Charles Dickens visits Mount Saint Bernard’s Abbey
24 December 2020
In an article entitled ‘Out of the World,’ which appeared in ‘All the Year Round’ in 1859, Charles Dickens describes a visit to St. Bernard’s Monastery one Christmas Eve, nearly 90 years ago.*
Travelling by train from Euston he eventually arrived at ‘Buffborough,’ where he was met by an unnamed sombre individual who advised dining at ‘The Bull’s Head’ before setting off on the eight mile drive across country.
The meal, Dickens wrote, was utterly ordinary and unexciting. In the room above, convivial farmers were ‘keeping it up,’ clinking glasses, roaring out orders and ‘singing such long choruses as only heard in similar places.’

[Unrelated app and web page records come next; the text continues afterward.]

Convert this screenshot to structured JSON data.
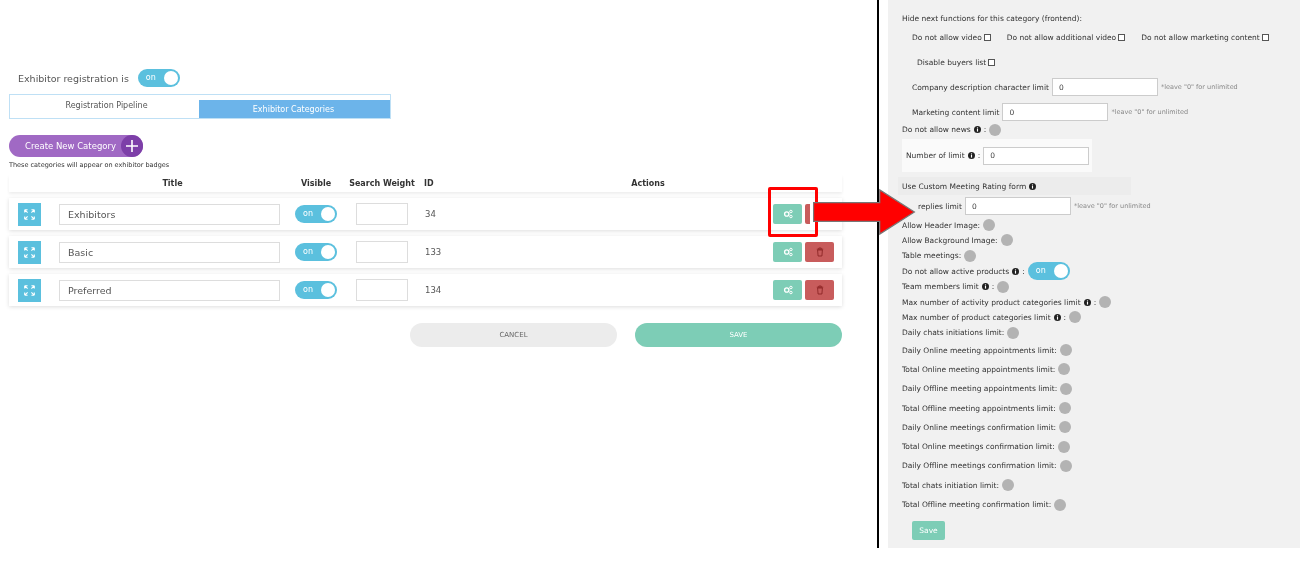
{
  "registration": {
    "label": "Exhibitor registration is",
    "toggle": {
      "on": true,
      "text": "on"
    }
  },
  "tabs": [
    {
      "label": "Registration Pipeline",
      "selected": false
    },
    {
      "label": "Exhibitor Categories",
      "selected": true
    }
  ],
  "create_button": {
    "label": "Create New Category"
  },
  "caption": "These categories will appear on exhibitor badges",
  "table": {
    "columns": [
      "Title",
      "Visible",
      "Search Weight",
      "ID",
      "Actions"
    ],
    "rows": [
      {
        "title": "Exhibitors",
        "visible": {
          "on": true,
          "text": "on"
        },
        "id": "34"
      },
      {
        "title": "Basic",
        "visible": {
          "on": true,
          "text": "on"
        },
        "id": "133"
      },
      {
        "title": "Preferred",
        "visible": {
          "on": true,
          "text": "on"
        },
        "id": "134"
      }
    ]
  },
  "buttons": {
    "cancel": "CANCEL",
    "save": "SAVE"
  },
  "settings": {
    "rows": [
      {
        "kind": "heading",
        "label": "Hide next functions for this category (frontend):"
      },
      {
        "kind": "checkboxes",
        "items": [
          {
            "label": "Do not allow video",
            "checked": false
          },
          {
            "label": "Do not allow additional video",
            "checked": false
          },
          {
            "label": "Do not allow marketing content",
            "checked": false
          }
        ]
      },
      {
        "kind": "checkboxes",
        "items": [
          {
            "label": "Disable buyers list",
            "checked": false
          }
        ]
      },
      {
        "kind": "field",
        "label": "Company description character limit",
        "value": "0",
        "note": "*leave \"0\" for unlimited"
      },
      {
        "kind": "field",
        "label": "Marketing content limit",
        "value": "0",
        "note": "*leave \"0\" for unlimited"
      },
      {
        "kind": "toggle",
        "label": "Do not allow news",
        "info": true,
        "tail": ":",
        "on": false
      },
      {
        "kind": "boxed-field",
        "label": "Number of limit",
        "info": true,
        "tail": ":",
        "value": "0"
      },
      {
        "kind": "select",
        "label": "Use Custom Meeting Rating form",
        "info": true
      },
      {
        "kind": "field",
        "label": "replies limit",
        "value": "0",
        "note": "*leave \"0\" for unlimited"
      },
      {
        "kind": "toggle",
        "label": "Allow Header Image:",
        "on": false
      },
      {
        "kind": "toggle",
        "label": "Allow Background Image:",
        "on": false
      },
      {
        "kind": "toggle",
        "label": "Table meetings:",
        "on": false
      },
      {
        "kind": "toggle",
        "label": "Do not allow active products",
        "info": true,
        "tail": ":",
        "on": true,
        "text": "on"
      },
      {
        "kind": "toggle",
        "label": "Team members limit",
        "info": true,
        "tail": ":",
        "on": false
      },
      {
        "kind": "toggle",
        "label": "Max number of activity product categories limit",
        "info": true,
        "tail": ":",
        "on": false
      },
      {
        "kind": "toggle",
        "label": "Max number of product categories limit",
        "info": true,
        "tail": ":",
        "on": false
      },
      {
        "kind": "toggle",
        "label": "Daily chats initiations limit:",
        "on": false
      },
      {
        "kind": "toggle",
        "label": "Daily Online meeting appointments limit:",
        "on": false
      },
      {
        "kind": "toggle",
        "label": "Total Online meeting appointments limit:",
        "on": false
      },
      {
        "kind": "toggle",
        "label": "Daily Offline meeting appointments limit:",
        "on": false
      },
      {
        "kind": "toggle",
        "label": "Total Offline meeting appointments limit:",
        "on": false
      },
      {
        "kind": "toggle",
        "label": "Daily Online meetings confirmation limit:",
        "on": false
      },
      {
        "kind": "toggle",
        "label": "Total Online meetings confirmation limit:",
        "on": false
      },
      {
        "kind": "toggle",
        "label": "Daily Offline meetings confirmation limit:",
        "on": false
      },
      {
        "kind": "toggle",
        "label": "Total chats initiation limit:",
        "on": false
      },
      {
        "kind": "toggle",
        "label": "Total Offline meeting confirmation limit:",
        "on": false
      }
    ],
    "save": "Save"
  }
}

During dinner the author had been speculating as to what sort of vehicle would be provided to carry him to the Monastery. “I expected something quaint, odd, curious, a tumbril, perhaps driven by a novice, and drawn by a fat, lazy do-nothing horse.” He confesses his disappointment on finding a neat phaeton, hired from the inn, awaiting his pleasure.

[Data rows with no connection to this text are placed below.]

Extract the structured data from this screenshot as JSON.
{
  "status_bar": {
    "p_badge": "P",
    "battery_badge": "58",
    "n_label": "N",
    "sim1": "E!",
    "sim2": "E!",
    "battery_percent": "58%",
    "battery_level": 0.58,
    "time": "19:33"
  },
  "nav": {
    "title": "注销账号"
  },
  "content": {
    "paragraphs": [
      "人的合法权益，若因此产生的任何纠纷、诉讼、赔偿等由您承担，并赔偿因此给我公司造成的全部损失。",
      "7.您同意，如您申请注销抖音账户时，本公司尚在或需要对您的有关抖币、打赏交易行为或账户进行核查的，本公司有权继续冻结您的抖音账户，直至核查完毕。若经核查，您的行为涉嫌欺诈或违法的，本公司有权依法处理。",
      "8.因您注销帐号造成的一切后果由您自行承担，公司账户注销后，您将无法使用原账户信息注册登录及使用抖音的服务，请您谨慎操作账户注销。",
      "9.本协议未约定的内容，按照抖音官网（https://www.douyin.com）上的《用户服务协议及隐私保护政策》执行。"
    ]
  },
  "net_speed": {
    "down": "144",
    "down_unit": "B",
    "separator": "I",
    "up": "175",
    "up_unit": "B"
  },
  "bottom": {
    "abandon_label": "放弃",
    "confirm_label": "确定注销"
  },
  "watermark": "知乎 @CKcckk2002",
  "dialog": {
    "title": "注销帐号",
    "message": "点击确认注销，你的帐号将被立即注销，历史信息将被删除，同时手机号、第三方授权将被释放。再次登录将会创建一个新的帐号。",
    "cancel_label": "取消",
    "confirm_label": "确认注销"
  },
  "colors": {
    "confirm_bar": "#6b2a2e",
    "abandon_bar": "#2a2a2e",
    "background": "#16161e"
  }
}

He did begin to feel a little more romantic. “We turned out of the main road, and proceeded along what is little better than a bridle path, worn by long-continued rain, and intersected with deep ruts; high on either side rose green banks topped with a few scattered shrubs, bending mournfully in the wind blowing across the dreary landscape in fitful gusts.”

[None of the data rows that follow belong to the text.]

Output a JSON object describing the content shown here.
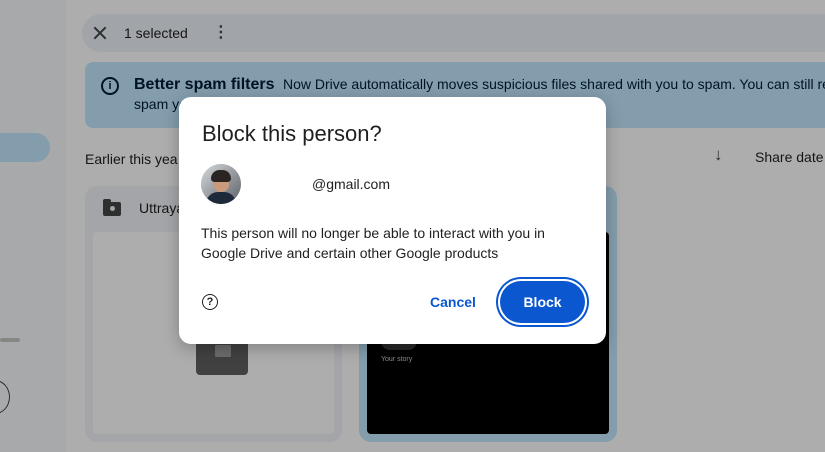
{
  "selection_bar": {
    "count_label": "1 selected"
  },
  "spam_banner": {
    "title": "Better spam filters",
    "text": "Now Drive automatically moves suspicious files shared with you to spam. You can still report",
    "text_line2": "spam yo"
  },
  "section": {
    "heading": "Earlier this yea",
    "sort_label": "Share date"
  },
  "cards": [
    {
      "title": "Uttraya"
    }
  ],
  "story_label": "Your story",
  "dialog": {
    "title": "Block this person?",
    "email": "@gmail.com",
    "message": "This person will no longer be able to interact with you in Google Drive and certain other Google products",
    "help_icon_glyph": "?",
    "cancel_label": "Cancel",
    "block_label": "Block"
  },
  "colors": {
    "accent": "#0b57d0",
    "banner": "#c2e7ff",
    "scrim": "rgba(0,0,0,0.32)"
  }
}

ST. JOSEPHS HOUSE
Darkness had fallen when the travellers reached ‘St. Joseph’s House,’ where guests of the Monastery were received when the Monastery itself was filled. “I caught a glimpse of a huge mass of rock surmounted by a tall cross when we finally drew up before a heavy Gothic building, in the large porch of which stood a Monk, a bona fide Monk, with close cropped hair, long white flannel robe and cowl, dark scapulary (as spelt) and all monastic appurtenances fitting.”
The distinguished visitor was apparently very well pleased with the warm reception accorded him and comments appreciatively on the accommodation and amenities provided for his use.
At first the dead silence oppressed him, “but it must be favourable to meditation, I suppose, for a few minutes I found myself seated on the bed and deep in reveries. Last night, I was at the theatre, joining in a laughing chorus some two thousand strong. Where am I now? In a cold grey building, situated in the midst of the wildest forest scenery, and inhabited by a few men who exist indeed, but scarcely be said to live.”
Dickens was evidently not much impressed by the asceticism of the St. Bernard community, and one feels an undercurrent of disapproval running through much of his description. Nevertheless, he took a liking to at least one of his hosts, Father Lawrence, the Guest Master, of whom he says, “I have never seen a sweeter expression of face, slightly worn, slightly ascetic, but when he smiles his grey eyes light up, his white teeth gleam, and he is the embodiment of good humour.”
It was Father Lawrence who took him to see the nearby reformatory for Roman Catholic boys, some 200 of them, all criminally convicted, who broke off their games when he arrived to flock round his companion, for whom they showed the greatest affection.
The visit coincided with a ceremony, conducted by the Abbot, in consecration of the new image of the Virgin Mary presented by friends of Father Lawrence to the Boys’ Chapel.
THE MONK WHO DIED
It was immediately after the service that Dickens’ new acquaintance collapsed in the middle of a conversation. Dickens caught him as he fell, and was shocked and horrified to see him die. Small wonder, then, that the remainder of his visit passed as a bad dream. He says, “…. but one recollection is boldly prominent and that is my astonishment at the apathy of the dead man’s comrades …. a young man, apparently in full health, is struck down, and with less than five minutes warning is numbered with the dead, and scarcely the least sign of sorrow, or even surprise, is exhibited by those among whom several years of his life have been passed.”
Description of ritual, service and ceremony follows, but behind and through it all Dickens sees the dead man’s face. He cannot shut it out. When, on taking his leave he is asked to visit the Monastery at some more favourable season he says, “Perhaps I may, for though I was enabled to see but little of the ordinary lives and habits of those monks, never were the events of any twelve hours so firmly impressed on my mind as those which I spent ‘Out of the World.’
By T. D. Pearce, 1st February 1943
*Extract from an article which appeared in ‘The Loughborough Echo, on December 26th, 1947, written by Mr. T. D. Pearce, the Borough Librarian, from a collection of news cuttings made by the late Rev. W. G. Dimlock Fletcher which were held at Loughborough Public Library.
This item was sent to us for posting by Loughborough Library Local Studies Volunteers, with special thanks to Gerald Berrington.
‘We always read ‘A Christmas Carol’ at Christmas time – it’s often on the television, too. He likes old Dickens don’t you? Every Christmas for as long as I can remember. We read it aloud so we can read it together.’
Memories of Christmas as shared by a resident of a local care home for the elderly and her husband in December 2019.
Listen to a re-telling of ‘A Christmas Carol’ here.